My friend and colleague Professor Marek Miller, who has died of cancer at the age of 61, came late to medicine, having initially studied psychology, but with youthful energy he took on the arduous training for surgery. He graduated from University College hospital, London, in 1987 and completed his specialist training in 1997.
Marek joined Northampton general hospital as a consultant urologist, and his organisational skills helped to establish the highly regarded urological surgery department, followed by a state-of-the-art endourology stone service (minimally invasive urologic surgery to treat kidney stones in the urinary tract).
He developed a particular expertise in vasectomy reversal, and many alive today owe their conception to his dexterity. A tireless trainer, he became training programme director for urology in both Oxford and east Midlands deaneries. His appointment as professor at Cranfield University in 2013 was inevitable.
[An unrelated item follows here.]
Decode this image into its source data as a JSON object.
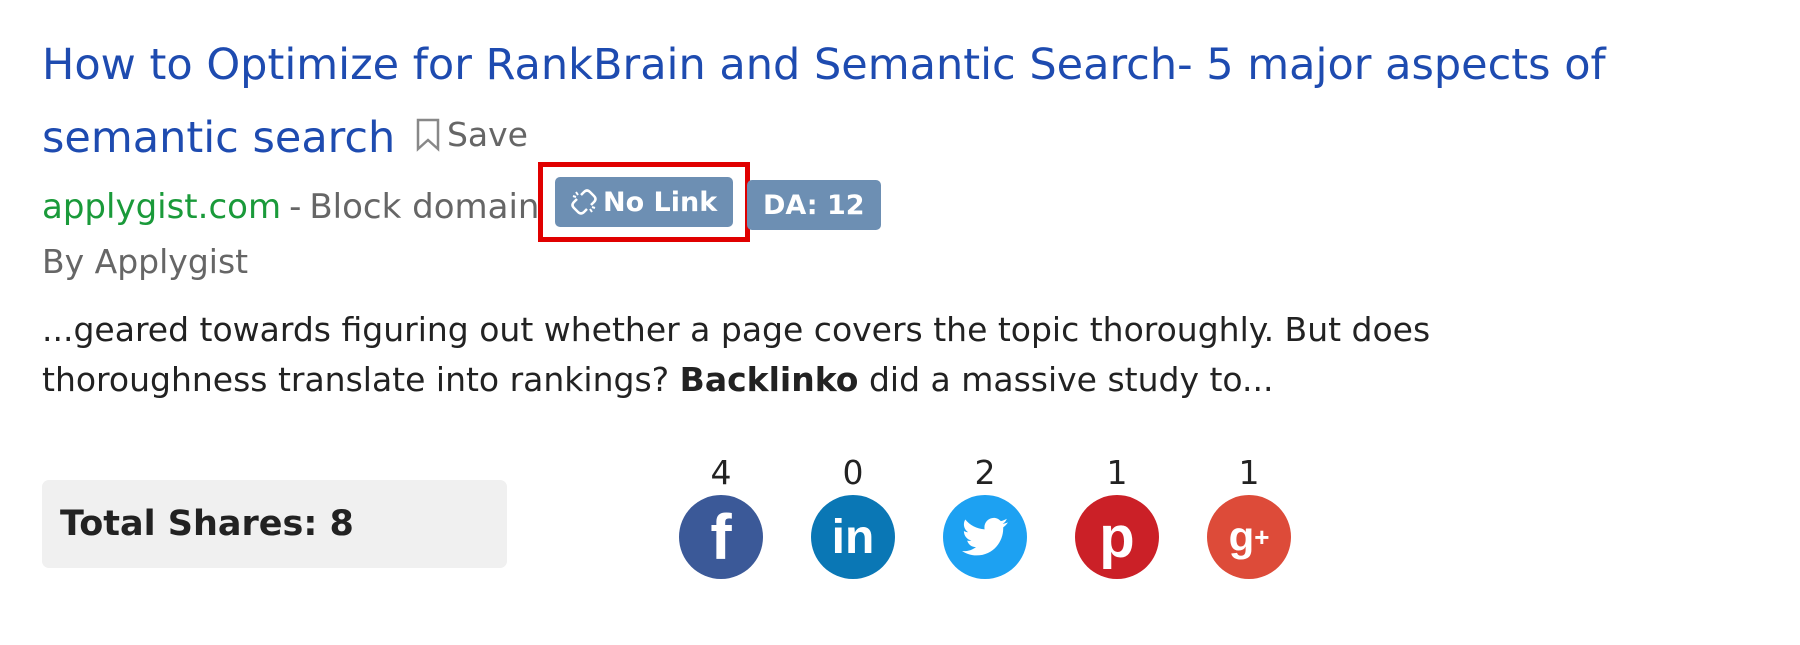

But there was more to Marek than his distinguished career. His Polish parents, Witold Sielewicz (he used his wife’s surname once they moved to England), who ran a jewellery company near Hatton Garden, London, and his wife Dana Miller, an administrator in the company, escaped the horrors of Hitler and Stalin, and eventually found refuge in Britain. Born in Chiswick, west London, Marek remained proud of his Polish background.
He was always charming and sociable, so much so that he was obliged to resit his A-levels at Latymer school, whose academic curriculum was inconvenient to his elaborate social life. After that he always worked hard at whatever he set his mind to. Marek was a wonderful wit in the widest sense: his humour was intelligent and gently sardonic, but never cruel, and his observations on the mundane, often sotto voce, had his companions in fits.
His enduring passions were rugby and fly-fishing. He even managed to combine them on an otherwise fruitless fishing trip, tucking a small TV into his waders and enjoying an England-Scotland match while catching the week’s solitary salmon. But his main passion was his family: he met Charlotte Gath at medical school in 1984; they were married in 1989, and went on to have four talented boys.
On his retirement in January 2020, Marek intended to spend his well-earned rest with his family and friends, fishing, watching rugby and entertaining at the family’s house in Italy, but within a few months he was diagnosed with an aggressive cholangiocarcinoma – bile duct cancer. He never burdened those around him with his suffering, and his gentle humour lasted to the end.
He is survived by Charlotte, their sons David, Harry, Michael and Joe, his brother Marcin, and his mother Dana.